*** Exercise materials ***
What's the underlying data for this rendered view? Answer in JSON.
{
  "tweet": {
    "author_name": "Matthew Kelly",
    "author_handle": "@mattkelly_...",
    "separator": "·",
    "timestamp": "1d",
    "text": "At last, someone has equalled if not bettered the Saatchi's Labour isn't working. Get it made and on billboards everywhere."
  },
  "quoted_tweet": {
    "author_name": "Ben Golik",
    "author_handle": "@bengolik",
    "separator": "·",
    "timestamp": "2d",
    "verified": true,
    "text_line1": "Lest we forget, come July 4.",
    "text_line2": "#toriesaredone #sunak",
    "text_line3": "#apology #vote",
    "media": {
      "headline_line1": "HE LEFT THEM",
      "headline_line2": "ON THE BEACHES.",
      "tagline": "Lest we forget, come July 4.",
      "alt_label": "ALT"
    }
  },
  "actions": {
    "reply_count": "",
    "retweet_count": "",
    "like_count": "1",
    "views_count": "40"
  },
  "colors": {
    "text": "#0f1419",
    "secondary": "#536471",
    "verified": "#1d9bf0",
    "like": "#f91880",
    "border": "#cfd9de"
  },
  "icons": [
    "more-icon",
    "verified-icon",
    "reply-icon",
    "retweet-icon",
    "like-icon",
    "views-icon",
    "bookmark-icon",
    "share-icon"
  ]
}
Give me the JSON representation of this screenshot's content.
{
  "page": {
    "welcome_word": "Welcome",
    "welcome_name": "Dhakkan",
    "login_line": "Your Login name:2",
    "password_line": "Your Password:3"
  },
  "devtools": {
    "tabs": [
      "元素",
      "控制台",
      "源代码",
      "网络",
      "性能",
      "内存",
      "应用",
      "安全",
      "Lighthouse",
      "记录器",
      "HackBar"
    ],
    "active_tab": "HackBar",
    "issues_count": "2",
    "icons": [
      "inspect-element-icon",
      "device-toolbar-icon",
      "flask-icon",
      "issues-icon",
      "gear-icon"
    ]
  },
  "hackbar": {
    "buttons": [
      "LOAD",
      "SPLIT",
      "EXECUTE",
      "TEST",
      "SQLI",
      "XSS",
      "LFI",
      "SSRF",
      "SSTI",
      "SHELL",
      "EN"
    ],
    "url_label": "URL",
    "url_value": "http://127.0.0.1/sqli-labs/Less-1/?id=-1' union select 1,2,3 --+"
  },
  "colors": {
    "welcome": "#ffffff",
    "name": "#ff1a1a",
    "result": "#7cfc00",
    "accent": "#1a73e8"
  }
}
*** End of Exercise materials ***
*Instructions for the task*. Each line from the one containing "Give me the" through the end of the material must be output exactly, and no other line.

*Written response*.
Give me the JSON representation of this screenshot's content.
{
  "page": {
    "welcome_word": "Welcome",
    "welcome_name": "Dhakkan",
    "login_line": "Your Login name:2",
    "password_line": "Your Password:3"
  },
  "devtools": {
    "tabs": [
      "元素",
      "控制台",
      "源代码",
      "网络",
      "性能",
      "内存",
      "应用",
      "安全",
      "Lighthouse",
      "记录器",
      "HackBar"
    ],
    "active_tab": "HackBar",
    "issues_count": "2",
    "icons": [
      "inspect-element-icon",
      "device-toolbar-icon",
      "flask-icon",
      "issues-icon",
      "gear-icon"
    ]
  },
  "hackbar": {
    "buttons": [
      "LOAD",
      "SPLIT",
      "EXECUTE",
      "TEST",
      "SQLI",
      "XSS",
      "LFI",
      "SSRF",
      "SSTI",
      "SHELL",
      "EN"
    ],
    "url_label": "URL",
    "url_value": "http://127.0.0.1/sqli-labs/Less-1/?id=-1' union select 1,2,3 --+"
  },
  "colors": {
    "welcome": "#ffffff",
    "name": "#ff1a1a",
    "result": "#7cfc00",
    "accent": "#1a73e8"
  }
}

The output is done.